> **Working data**
:::::

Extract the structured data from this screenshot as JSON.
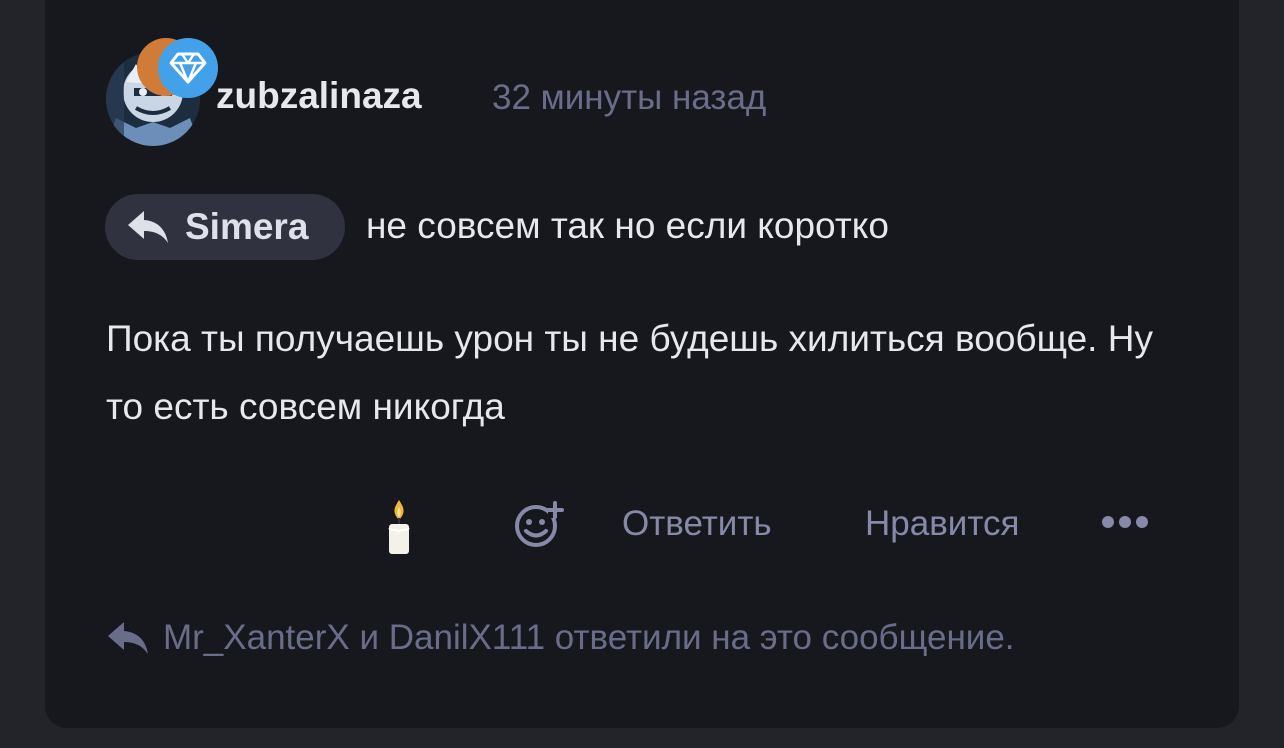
{
  "comment": {
    "author": "zubzalinaza",
    "time": "32 минуты назад",
    "reply_to": {
      "name": "Simera",
      "icon": "reply-arrow-icon"
    },
    "reply_text": "не совсем так но если коротко",
    "body": "Пока ты получаешь урон ты не будешь хилиться вообще. Ну то есть совсем никогда",
    "avatar_icon": "avatar",
    "badges": [
      "coin-badge-icon",
      "diamond-badge-icon"
    ]
  },
  "actions": {
    "candle_icon": "candle-icon",
    "reaction_icon": "add-reaction-icon",
    "reply_label": "Ответить",
    "like_label": "Нравится",
    "more_icon": "more-dots-icon"
  },
  "replies": {
    "icon": "reply-arrow-icon",
    "text": "Mr_XanterX и DanilX111 ответили на это сообщение."
  },
  "colors": {
    "background": "#232429",
    "card": "#17181e",
    "text": "#e7e8ee",
    "muted": "#6a6d8a",
    "action": "#8689a8",
    "chip": "#30323f",
    "badge_blue": "#42a1e8",
    "badge_orange": "#d07b38"
  }
}
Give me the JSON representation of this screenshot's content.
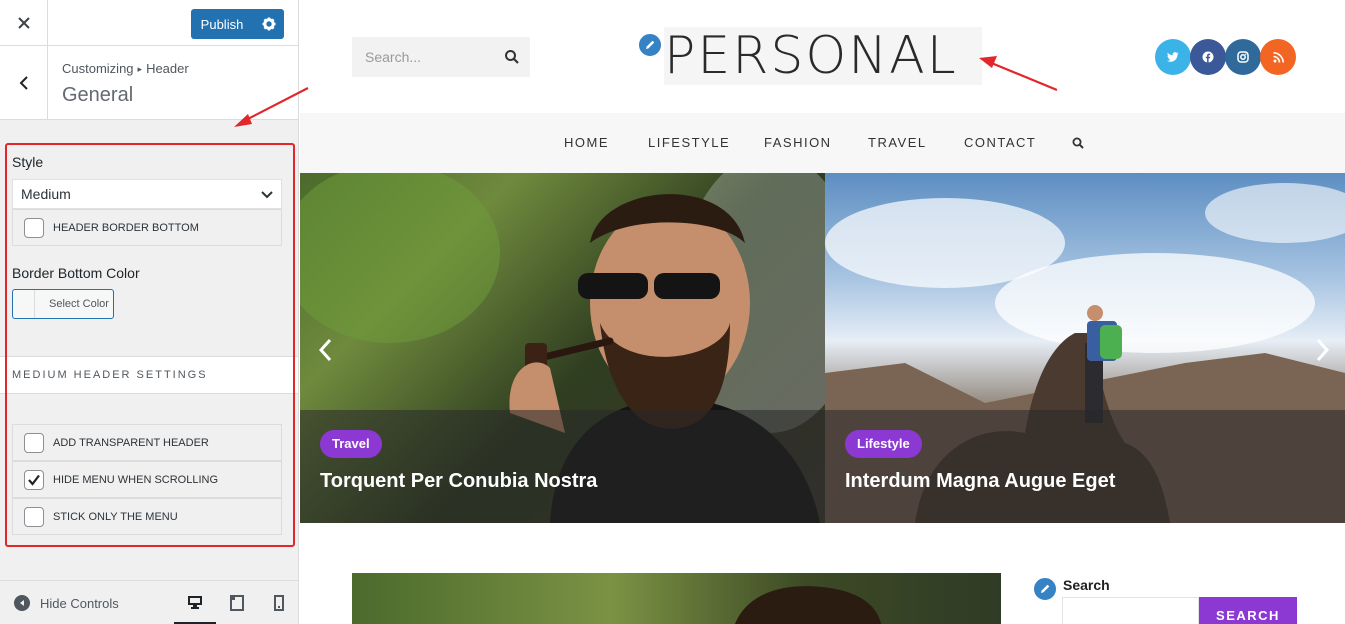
{
  "customizer": {
    "close_icon": "close-icon",
    "publish_label": "Publish",
    "breadcrumb": {
      "root": "Customizing",
      "separator": "▸",
      "section": "Header"
    },
    "section_title": "General",
    "style": {
      "label": "Style",
      "selected": "Medium",
      "header_border_bottom": {
        "label": "HEADER BORDER BOTTOM",
        "checked": false
      }
    },
    "border_bottom_color": {
      "label": "Border Bottom Color",
      "button": "Select Color"
    },
    "medium_header_settings": {
      "heading": "MEDIUM HEADER SETTINGS",
      "options": [
        {
          "label": "ADD TRANSPARENT HEADER",
          "checked": false
        },
        {
          "label": "HIDE MENU WHEN SCROLLING",
          "checked": true
        },
        {
          "label": "STICK ONLY THE MENU",
          "checked": false
        }
      ]
    },
    "footer": {
      "hide_controls": "Hide Controls",
      "devices": [
        "desktop-icon",
        "tablet-icon",
        "mobile-icon"
      ]
    }
  },
  "site": {
    "search_placeholder": "Search...",
    "logo_text": "PERSONAL",
    "socials": [
      {
        "icon": "twitter-icon",
        "color": "#3bb2e8"
      },
      {
        "icon": "facebook-icon",
        "color": "#3b5998"
      },
      {
        "icon": "instagram-icon",
        "color": "#2f6a9a"
      },
      {
        "icon": "rss-icon",
        "color": "#f26522"
      }
    ],
    "nav": [
      "HOME",
      "LIFESTYLE",
      "FASHION",
      "TRAVEL",
      "CONTACT"
    ],
    "slides": [
      {
        "tag": "Travel",
        "title": "Torquent Per Conubia Nostra"
      },
      {
        "tag": "Lifestyle",
        "title": "Interdum Magna Augue Eget"
      }
    ],
    "sidebar_widget": {
      "title": "Search",
      "button": "SEARCH"
    }
  },
  "colors": {
    "accent": "#2271b1",
    "tag": "#8c39d4",
    "highlight": "#e3262a"
  }
}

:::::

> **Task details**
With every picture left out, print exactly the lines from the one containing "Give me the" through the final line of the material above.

> **Problem solution**
Give me the JSON representation of this screenshot's content.
{
  "customizer": {
    "close_icon": "close-icon",
    "publish_label": "Publish",
    "breadcrumb": {
      "root": "Customizing",
      "separator": "▸",
      "section": "Header"
    },
    "section_title": "General",
    "style": {
      "label": "Style",
      "selected": "Medium",
      "header_border_bottom": {
        "label": "HEADER BORDER BOTTOM",
        "checked": false
      }
    },
    "border_bottom_color": {
      "label": "Border Bottom Color",
      "button": "Select Color"
    },
    "medium_header_settings": {
      "heading": "MEDIUM HEADER SETTINGS",
      "options": [
        {
          "label": "ADD TRANSPARENT HEADER",
          "checked": false
        },
        {
          "label": "HIDE MENU WHEN SCROLLING",
          "checked": true
        },
        {
          "label": "STICK ONLY THE MENU",
          "checked": false
        }
      ]
    },
    "footer": {
      "hide_controls": "Hide Controls",
      "devices": [
        "desktop-icon",
        "tablet-icon",
        "mobile-icon"
      ]
    }
  },
  "site": {
    "search_placeholder": "Search...",
    "logo_text": "PERSONAL",
    "socials": [
      {
        "icon": "twitter-icon",
        "color": "#3bb2e8"
      },
      {
        "icon": "facebook-icon",
        "color": "#3b5998"
      },
      {
        "icon": "instagram-icon",
        "color": "#2f6a9a"
      },
      {
        "icon": "rss-icon",
        "color": "#f26522"
      }
    ],
    "nav": [
      "HOME",
      "LIFESTYLE",
      "FASHION",
      "TRAVEL",
      "CONTACT"
    ],
    "slides": [
      {
        "tag": "Travel",
        "title": "Torquent Per Conubia Nostra"
      },
      {
        "tag": "Lifestyle",
        "title": "Interdum Magna Augue Eget"
      }
    ],
    "sidebar_widget": {
      "title": "Search",
      "button": "SEARCH"
    }
  },
  "colors": {
    "accent": "#2271b1",
    "tag": "#8c39d4",
    "highlight": "#e3262a"
  }
}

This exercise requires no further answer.